Most of Amanda Nixon’s students enter her class either loving or hating math.

Those who hate math are students who typically say that they just don’t get it. But Ms. Nixon has a solution for them – or rather, many solutions.

“I work to build every child’s confidence in math by allowing and encouraging them to explore different solution paths,” she explains, “Math is often taught as a set of procedures, which does not provide an opportunity for different learners or different levels of math learners. I have differentiated activities for each math lesson.”

By working in groups and empowering her students to present, explain, and dispute different ways of finding the right answer, she engages her class and helps them learn more.

But student engagement doesn’t stop here. Ms. Nixon asks her students to assess themselves before and after covering a topic. Students can rank themselves from novice to expert in their mastery of that specific area of study. Student self-assessment allows Ms. Nixon to reflect on her teaching, but it also has a benefit for her students.

“It encourages students to be reflective about their own learning. They give more thought to their learning outcomes and therefore, take responsibility for their learning,” she says.

And by the end of the year in Ms. Nixon’s class, barely any students claim they hate math.

Bio: Amanda Nixon, who holds a master’s degree in education from Union University, has been a teacher for 12 years. She is a 2015-16 Tennessee Educator Fellows, a 2013 CORE Coach, and she wrote the social studies curriculum for Shelby County Schools in 2014. Outside of the classroom, she enjoys reading, playing board games, solving puzzles, logic games, and Sudoku. You can follow her on Twitter at @nixonamandaj.

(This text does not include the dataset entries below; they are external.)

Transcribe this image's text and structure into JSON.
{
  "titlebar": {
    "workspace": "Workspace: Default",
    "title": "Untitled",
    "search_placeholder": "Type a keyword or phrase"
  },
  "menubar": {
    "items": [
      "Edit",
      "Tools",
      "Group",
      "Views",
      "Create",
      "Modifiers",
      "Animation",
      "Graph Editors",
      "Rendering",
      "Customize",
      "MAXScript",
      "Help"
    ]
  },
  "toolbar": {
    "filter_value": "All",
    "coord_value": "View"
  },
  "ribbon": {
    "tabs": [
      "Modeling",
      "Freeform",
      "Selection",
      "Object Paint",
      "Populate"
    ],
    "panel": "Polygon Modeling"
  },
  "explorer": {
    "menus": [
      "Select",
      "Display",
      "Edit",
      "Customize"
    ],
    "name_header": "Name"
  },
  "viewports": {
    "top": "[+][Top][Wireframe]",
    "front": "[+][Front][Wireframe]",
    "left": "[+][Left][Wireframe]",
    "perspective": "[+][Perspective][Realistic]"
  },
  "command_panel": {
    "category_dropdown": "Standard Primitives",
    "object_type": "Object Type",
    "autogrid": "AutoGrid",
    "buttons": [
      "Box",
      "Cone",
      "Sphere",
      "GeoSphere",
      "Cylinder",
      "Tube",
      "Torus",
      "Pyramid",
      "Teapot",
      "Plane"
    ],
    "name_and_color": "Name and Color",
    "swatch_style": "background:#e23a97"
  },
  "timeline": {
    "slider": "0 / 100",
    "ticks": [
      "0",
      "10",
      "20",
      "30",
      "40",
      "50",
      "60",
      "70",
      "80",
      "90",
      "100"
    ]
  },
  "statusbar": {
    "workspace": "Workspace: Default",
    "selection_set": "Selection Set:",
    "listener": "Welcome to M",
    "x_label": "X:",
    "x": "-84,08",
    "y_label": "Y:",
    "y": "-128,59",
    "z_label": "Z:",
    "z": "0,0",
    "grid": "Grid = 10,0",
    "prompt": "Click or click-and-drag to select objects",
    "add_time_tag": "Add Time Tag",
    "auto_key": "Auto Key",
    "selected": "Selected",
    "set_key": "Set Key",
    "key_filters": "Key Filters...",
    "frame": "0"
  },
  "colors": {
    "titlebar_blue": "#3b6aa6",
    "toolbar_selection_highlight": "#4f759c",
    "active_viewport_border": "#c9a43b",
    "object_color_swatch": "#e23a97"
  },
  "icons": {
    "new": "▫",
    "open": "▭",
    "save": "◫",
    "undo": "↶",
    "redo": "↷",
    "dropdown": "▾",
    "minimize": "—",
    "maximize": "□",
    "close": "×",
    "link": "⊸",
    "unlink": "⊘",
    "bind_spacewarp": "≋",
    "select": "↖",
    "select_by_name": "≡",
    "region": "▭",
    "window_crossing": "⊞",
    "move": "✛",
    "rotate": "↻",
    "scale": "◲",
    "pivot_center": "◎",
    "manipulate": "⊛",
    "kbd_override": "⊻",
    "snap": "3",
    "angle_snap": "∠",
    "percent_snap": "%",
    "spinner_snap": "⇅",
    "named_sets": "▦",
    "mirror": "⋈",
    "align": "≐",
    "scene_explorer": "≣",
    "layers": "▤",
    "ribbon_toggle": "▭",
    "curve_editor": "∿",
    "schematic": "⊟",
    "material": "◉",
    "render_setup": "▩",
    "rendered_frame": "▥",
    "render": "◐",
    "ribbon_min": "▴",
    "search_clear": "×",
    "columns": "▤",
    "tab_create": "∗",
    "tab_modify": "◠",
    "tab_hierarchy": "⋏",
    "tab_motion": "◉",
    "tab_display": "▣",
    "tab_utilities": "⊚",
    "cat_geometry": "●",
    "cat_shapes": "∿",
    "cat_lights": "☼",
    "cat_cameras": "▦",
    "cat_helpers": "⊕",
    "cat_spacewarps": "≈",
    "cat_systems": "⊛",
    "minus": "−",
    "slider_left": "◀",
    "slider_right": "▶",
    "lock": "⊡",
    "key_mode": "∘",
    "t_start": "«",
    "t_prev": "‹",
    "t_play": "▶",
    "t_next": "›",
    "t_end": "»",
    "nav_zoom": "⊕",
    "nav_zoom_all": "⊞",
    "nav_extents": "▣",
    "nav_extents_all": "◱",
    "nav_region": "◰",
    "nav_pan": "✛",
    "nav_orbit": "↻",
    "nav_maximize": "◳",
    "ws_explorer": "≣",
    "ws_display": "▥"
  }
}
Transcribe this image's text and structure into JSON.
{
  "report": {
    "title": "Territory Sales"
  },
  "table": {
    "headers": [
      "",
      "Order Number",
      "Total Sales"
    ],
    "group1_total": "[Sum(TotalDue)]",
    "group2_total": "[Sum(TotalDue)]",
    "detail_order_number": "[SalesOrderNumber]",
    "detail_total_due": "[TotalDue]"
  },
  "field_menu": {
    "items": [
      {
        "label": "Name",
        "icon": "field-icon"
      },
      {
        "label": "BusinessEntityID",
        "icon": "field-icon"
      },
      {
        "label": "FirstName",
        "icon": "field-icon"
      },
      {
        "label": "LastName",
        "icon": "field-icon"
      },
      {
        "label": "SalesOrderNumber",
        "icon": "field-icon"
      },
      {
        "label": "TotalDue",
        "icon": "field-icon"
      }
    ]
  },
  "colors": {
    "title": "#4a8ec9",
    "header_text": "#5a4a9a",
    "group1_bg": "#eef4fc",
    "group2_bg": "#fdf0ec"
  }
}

The SCORE Sheet is the online conversation on public education reform in Tennessee and is hosted by SCORE. The blog mirrors SCORE’s collaborative nature and features contributors from Tennessee and across the country including students, parents, teachers, policymakers, community groups, and members of SCORE’s team. Regardless of perspective, contributors share a common goal: that every child graduates from high school prepared for college or the workforce.

Posts on The SCORE Sheet are the opinions of the individual contributors and are not necessarily reflective of the opinions and positions of the State Collaborative on Reforming Education (SCORE).